Ashwaq told international media that, "On the way back to school a car pulled up next to me. He was sitting in the front seat. He talked to me in German and asked: 'Are you Ashwaq?' I was so scared I was shaking. I said: 'No, who are you?'"

She said he then replied: "I know you are Ashwaq, and I am Abu Humam."

"I never in my life believed that I would see something like this in Germany.”, she added.

"I left my family and my country and went to Germany to forget the beating and the pain. The last thing I expected was to meet my IS captor and that he would know everything about me."

Ashwaq had approach the German authorities after this incident.

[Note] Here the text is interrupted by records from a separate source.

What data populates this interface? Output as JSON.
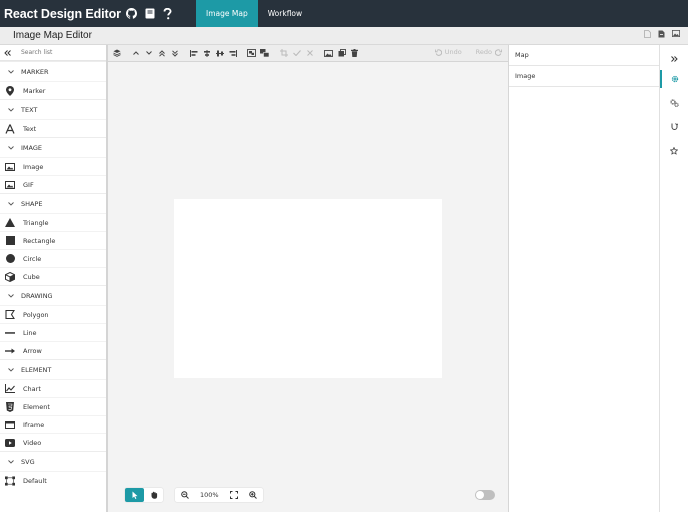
{
  "header": {
    "brand_title": "React Design Editor",
    "brand_icons": [
      "github-icon",
      "book-icon",
      "help-icon"
    ],
    "nav": [
      {
        "label": "Image Map",
        "active": true
      },
      {
        "label": "Workflow",
        "active": false
      }
    ]
  },
  "subbar": {
    "title": "Image Map Editor",
    "actions": [
      "document-icon",
      "file-download-icon",
      "image-icon"
    ]
  },
  "left": {
    "search_placeholder": "Search list",
    "categories": [
      {
        "label": "MARKER",
        "items": [
          {
            "label": "Marker",
            "icon": "map-marker-icon"
          }
        ]
      },
      {
        "label": "TEXT",
        "items": [
          {
            "label": "Text",
            "icon": "font-icon"
          }
        ]
      },
      {
        "label": "IMAGE",
        "items": [
          {
            "label": "Image",
            "icon": "image-icon"
          },
          {
            "label": "GIF",
            "icon": "gif-icon"
          }
        ]
      },
      {
        "label": "SHAPE",
        "items": [
          {
            "label": "Triangle",
            "icon": "triangle-icon"
          },
          {
            "label": "Rectangle",
            "icon": "square-icon"
          },
          {
            "label": "Circle",
            "icon": "circle-icon"
          },
          {
            "label": "Cube",
            "icon": "cube-icon"
          }
        ]
      },
      {
        "label": "DRAWING",
        "items": [
          {
            "label": "Polygon",
            "icon": "polygon-icon"
          },
          {
            "label": "Line",
            "icon": "line-icon"
          },
          {
            "label": "Arrow",
            "icon": "arrow-icon"
          }
        ]
      },
      {
        "label": "ELEMENT",
        "items": [
          {
            "label": "Chart",
            "icon": "chart-icon"
          },
          {
            "label": "Element",
            "icon": "html5-icon"
          },
          {
            "label": "Iframe",
            "icon": "window-icon"
          },
          {
            "label": "Video",
            "icon": "video-icon"
          }
        ]
      },
      {
        "label": "SVG",
        "items": [
          {
            "label": "Default",
            "icon": "svg-nodes-icon"
          }
        ]
      }
    ]
  },
  "toolbar": {
    "undo_label": "Undo",
    "redo_label": "Redo"
  },
  "canvas": {
    "zoom_label": "100%",
    "toggle_on": false,
    "accent": "#1d9aa6"
  },
  "right": {
    "items": [
      "Map",
      "Image"
    ]
  },
  "colors": {
    "header_bg": "#28323c",
    "accent": "#1d9aa6"
  }
}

"I waited a whole month," she says, but received no news.

Fearful of facing face her captor again and wishing to be reunited with four of her sisters who had since been rescued from IS, Ashwaq returned to northern Iraq, leaving behind the German town of Schwäbisch Gmünd where she dreamt of starting a new life.

"If you haven't been through it, you won't know what it's like... it goes straight to your heart," she said. "When a girl is raped by IS, you can't imagine what it's like when you see this guy again."

Germany activists say her case may not be an isolated incident.

Düzen Tekkal, an activist and the founder of Hawar.Help, a Berlin-based organisation which campaigns for Yazidi rights, says she has heard of several cases where female Yazidi refugees recognised IS fighters in Germany.

However, most cases are not reported to the authorities.

(Writing by Suryoday Mandal with inputs from The Guardian / Reuters/ New York Times / BBC /AFP/ Wikipedia)